Submitted to: Plant Breeding
Publication Type: Peer Reviewed Journal
Publication Acceptance Date: 10/1/2008
Publication Date: 8/1/2009
Citation: Lee, J.D., Shannon, J.G., So, Y.S., Sleper, D.A., Nelson, R.L., Lee, J.H., Choung, M.G. 2009. Environmental Effects on Lutein Concent and Relationship of Lutein and Other Seed Components in Soybean. Plant Breeding. 128:97-100. Interpretive Summary: Lutein is a bioactive compound in soybean seed that has been shown to be beneficial for eye health in humans. There has been little research done on the effects of the environment on lutein concentration or on differences among soybean varieties. Our objectives were to determine the variation in lutein concentration and the relationships of lutein to other seed constituents. By analyzing lutein concentration in 15 diverse soybean varieties grown in four environments, we found large differences among the varieties but small differences among the environments. Lutein concentration was not related to either oil or protein concentration. These data show that it would be possible to increase lutein concentration in future soybean varieties and will be useful to soybean breeders and other scientists interested in the health benefits of soybean products.

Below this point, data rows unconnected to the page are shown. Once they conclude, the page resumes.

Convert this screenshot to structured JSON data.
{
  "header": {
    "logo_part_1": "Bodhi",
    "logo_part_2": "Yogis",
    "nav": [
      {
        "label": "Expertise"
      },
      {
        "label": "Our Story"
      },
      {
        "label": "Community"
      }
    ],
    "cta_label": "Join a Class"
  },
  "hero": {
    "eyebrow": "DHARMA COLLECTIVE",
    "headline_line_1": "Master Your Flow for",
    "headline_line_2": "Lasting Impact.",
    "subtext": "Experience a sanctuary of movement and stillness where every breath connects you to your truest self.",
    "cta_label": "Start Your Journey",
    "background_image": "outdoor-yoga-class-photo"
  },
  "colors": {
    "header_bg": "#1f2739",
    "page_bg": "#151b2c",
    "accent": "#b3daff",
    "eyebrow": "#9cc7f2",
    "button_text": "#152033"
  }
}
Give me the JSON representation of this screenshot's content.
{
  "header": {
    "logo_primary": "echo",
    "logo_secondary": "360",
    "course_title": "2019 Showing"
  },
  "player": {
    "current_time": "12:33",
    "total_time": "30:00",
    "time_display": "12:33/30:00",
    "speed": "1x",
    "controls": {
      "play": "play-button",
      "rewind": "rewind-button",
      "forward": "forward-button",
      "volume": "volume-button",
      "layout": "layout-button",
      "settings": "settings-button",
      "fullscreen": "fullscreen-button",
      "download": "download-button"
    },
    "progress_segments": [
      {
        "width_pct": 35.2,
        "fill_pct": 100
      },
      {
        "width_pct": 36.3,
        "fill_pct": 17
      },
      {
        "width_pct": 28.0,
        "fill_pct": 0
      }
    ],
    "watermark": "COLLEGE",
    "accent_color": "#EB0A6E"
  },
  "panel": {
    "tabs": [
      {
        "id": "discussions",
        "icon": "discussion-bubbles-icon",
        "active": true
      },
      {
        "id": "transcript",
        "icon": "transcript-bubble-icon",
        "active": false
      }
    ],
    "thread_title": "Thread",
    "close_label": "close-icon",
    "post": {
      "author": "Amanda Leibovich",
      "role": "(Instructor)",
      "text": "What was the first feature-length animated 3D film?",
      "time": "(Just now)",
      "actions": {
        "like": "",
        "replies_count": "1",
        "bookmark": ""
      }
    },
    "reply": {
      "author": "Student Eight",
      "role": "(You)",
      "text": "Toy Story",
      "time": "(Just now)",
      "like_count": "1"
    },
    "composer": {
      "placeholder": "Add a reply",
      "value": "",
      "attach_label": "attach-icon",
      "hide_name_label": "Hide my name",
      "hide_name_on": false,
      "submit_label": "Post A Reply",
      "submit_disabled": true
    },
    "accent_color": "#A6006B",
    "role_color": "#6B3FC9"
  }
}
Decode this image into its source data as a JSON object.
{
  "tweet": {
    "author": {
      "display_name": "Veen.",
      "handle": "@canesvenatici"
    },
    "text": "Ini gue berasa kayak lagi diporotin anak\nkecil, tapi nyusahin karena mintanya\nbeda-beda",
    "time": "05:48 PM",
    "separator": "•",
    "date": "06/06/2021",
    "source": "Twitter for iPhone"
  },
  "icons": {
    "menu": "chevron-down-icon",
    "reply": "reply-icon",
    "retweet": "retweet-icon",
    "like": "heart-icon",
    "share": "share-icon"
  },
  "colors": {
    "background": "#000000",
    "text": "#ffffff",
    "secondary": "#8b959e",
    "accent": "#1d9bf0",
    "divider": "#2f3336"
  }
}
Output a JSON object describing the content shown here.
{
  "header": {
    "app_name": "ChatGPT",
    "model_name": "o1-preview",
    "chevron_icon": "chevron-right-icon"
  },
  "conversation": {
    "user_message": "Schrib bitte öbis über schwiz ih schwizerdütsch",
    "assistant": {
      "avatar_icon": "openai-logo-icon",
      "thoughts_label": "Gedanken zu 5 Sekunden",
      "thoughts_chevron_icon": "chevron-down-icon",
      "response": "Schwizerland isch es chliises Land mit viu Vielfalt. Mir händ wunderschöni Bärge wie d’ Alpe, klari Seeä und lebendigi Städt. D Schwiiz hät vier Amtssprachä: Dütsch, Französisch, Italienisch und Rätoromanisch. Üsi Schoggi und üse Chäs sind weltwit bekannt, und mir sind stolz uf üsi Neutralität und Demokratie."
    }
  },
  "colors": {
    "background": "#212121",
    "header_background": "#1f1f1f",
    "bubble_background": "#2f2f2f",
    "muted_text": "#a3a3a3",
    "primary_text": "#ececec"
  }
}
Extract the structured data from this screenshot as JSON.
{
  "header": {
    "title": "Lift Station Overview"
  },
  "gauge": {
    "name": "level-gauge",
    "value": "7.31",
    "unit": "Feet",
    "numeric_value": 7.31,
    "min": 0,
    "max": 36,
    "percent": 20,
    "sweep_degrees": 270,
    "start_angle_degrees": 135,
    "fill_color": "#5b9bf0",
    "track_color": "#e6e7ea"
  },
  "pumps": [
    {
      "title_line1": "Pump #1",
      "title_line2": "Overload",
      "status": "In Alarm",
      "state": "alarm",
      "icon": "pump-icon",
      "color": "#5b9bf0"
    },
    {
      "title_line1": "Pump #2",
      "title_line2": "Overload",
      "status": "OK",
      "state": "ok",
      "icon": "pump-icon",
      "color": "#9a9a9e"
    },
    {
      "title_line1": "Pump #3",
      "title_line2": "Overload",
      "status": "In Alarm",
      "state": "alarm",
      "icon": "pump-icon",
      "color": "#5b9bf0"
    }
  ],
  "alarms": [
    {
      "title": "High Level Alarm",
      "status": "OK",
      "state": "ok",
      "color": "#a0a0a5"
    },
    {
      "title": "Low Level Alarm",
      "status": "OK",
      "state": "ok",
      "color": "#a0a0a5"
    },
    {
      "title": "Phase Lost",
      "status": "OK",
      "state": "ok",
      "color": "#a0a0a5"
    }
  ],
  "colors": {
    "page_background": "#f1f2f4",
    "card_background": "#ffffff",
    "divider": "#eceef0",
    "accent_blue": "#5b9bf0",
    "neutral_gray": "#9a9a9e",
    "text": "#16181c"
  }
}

Technical Abstract: Lutein is a major carotenoid in soybean [Glycine max (L.) Merr. ] seed, and has been shown to be beneficial for eye health in humans. Development of soybeans high in lutein is a goal of some breeding programs. Little is known about how different growing environments affect lutein concentration. Objective of this study was to determine the variation of lutein and its relationship to seed protein, oil and individual fatty acids in soybean seed. Fifteen soybean genotypes were planted at four environments. There were significant differences in lutein concentration among genotypes, but there was no effect of year and planting date on lutein concentration in soybean seed. However, genotype x year, genotype x planting date, and genotype x year x planting date were significant for lutein concentration. Although each genotype showed similar response across environments, lutein concentration varied significantly across the four growing environments in 14 of the 15 genotypes evaluated. Lutein concentration was not correlated with seed protein or oil and palmitic or stearic acid concentrations. However, lutein was positively correlated with oleic acid concentration and negatively correlated with linoleic and linolenic acids concentration.